All in all it’s been a pretty long day at the office. Those 8:15am starts are very hard on the eye but I’m simply going to have to get used to them. It’s largely thanks to them that I have Friday off. Monday isn’t the longest slog – that’s Wednesday, from 8:15am until 6:30pm with one hour for lunch – but it’s certainly one of the more mixed. I teach a bilingual gestión y acogida class in the morning (essentially, life skills: interviews, CVs etc), then a mid-teens 3º ESO, then I have twenty minutes to walk to the other school and mentally prepare for the chaos of a class of six-year olds, after which I get a free lunch from the nuns (probably the best part of the job) and return to take my final class of the day, a private school version of 3º ESO, before hopping down the road to my private class with my lawyer friend. And thus is a light day.

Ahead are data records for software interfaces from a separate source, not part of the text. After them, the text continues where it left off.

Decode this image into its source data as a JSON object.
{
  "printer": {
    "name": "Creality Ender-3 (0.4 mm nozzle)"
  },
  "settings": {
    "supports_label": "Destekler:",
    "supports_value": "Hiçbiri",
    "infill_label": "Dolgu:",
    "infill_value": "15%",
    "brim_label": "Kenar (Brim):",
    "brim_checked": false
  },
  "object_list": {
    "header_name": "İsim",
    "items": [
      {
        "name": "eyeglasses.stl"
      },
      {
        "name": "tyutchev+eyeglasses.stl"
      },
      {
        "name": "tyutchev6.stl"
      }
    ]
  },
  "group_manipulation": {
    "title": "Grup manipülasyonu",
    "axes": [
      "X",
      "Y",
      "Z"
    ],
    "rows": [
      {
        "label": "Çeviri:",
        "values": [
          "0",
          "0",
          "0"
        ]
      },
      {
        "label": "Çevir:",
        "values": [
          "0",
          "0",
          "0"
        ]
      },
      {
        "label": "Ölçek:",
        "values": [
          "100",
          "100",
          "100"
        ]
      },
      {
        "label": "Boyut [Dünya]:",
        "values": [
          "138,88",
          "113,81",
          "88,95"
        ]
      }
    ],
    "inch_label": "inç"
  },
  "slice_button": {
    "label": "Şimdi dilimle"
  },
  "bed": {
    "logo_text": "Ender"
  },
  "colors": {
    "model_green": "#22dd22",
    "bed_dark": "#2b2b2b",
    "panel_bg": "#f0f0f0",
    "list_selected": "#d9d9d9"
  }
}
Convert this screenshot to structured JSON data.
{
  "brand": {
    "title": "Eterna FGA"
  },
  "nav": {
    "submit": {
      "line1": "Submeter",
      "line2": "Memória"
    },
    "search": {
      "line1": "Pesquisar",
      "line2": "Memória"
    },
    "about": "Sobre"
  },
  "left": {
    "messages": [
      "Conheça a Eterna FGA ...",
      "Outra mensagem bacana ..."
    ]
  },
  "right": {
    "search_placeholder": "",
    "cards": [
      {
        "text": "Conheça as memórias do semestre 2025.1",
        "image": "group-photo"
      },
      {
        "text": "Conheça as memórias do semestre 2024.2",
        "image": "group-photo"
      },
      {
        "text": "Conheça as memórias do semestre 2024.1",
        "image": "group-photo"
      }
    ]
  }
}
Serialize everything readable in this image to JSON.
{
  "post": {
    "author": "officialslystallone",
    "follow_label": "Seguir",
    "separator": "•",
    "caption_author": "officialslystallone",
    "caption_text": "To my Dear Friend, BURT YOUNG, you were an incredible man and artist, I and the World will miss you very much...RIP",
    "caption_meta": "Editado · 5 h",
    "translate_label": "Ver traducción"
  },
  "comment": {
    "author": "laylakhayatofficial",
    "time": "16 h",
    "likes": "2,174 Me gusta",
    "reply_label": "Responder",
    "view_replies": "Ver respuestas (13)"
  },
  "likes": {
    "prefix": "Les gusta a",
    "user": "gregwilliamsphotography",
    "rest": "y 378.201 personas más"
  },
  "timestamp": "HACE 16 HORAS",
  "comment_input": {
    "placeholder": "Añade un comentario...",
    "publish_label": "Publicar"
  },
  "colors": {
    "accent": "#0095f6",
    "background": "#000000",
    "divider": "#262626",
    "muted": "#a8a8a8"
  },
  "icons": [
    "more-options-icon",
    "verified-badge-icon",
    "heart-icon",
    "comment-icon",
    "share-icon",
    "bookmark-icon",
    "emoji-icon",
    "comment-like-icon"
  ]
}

It’s bonkers. Good bonkers, paid bonkers, but bonkers nonetheless. It’s like last year, but without the music. That’ll come, you just watch. It’s the only thing I’m genuinely missing right now (I sang through the entire Northern Lights set when I was home alone yesterday, until the neighbour told me to shut up. Oops.
So there you have it. Busy, busy, busy – but I’m never truly happy if I’m not truly busy, that’s what I always say! Yet another example of yours truly not knowing when to shut up. So here’s BB, shutting up. BB x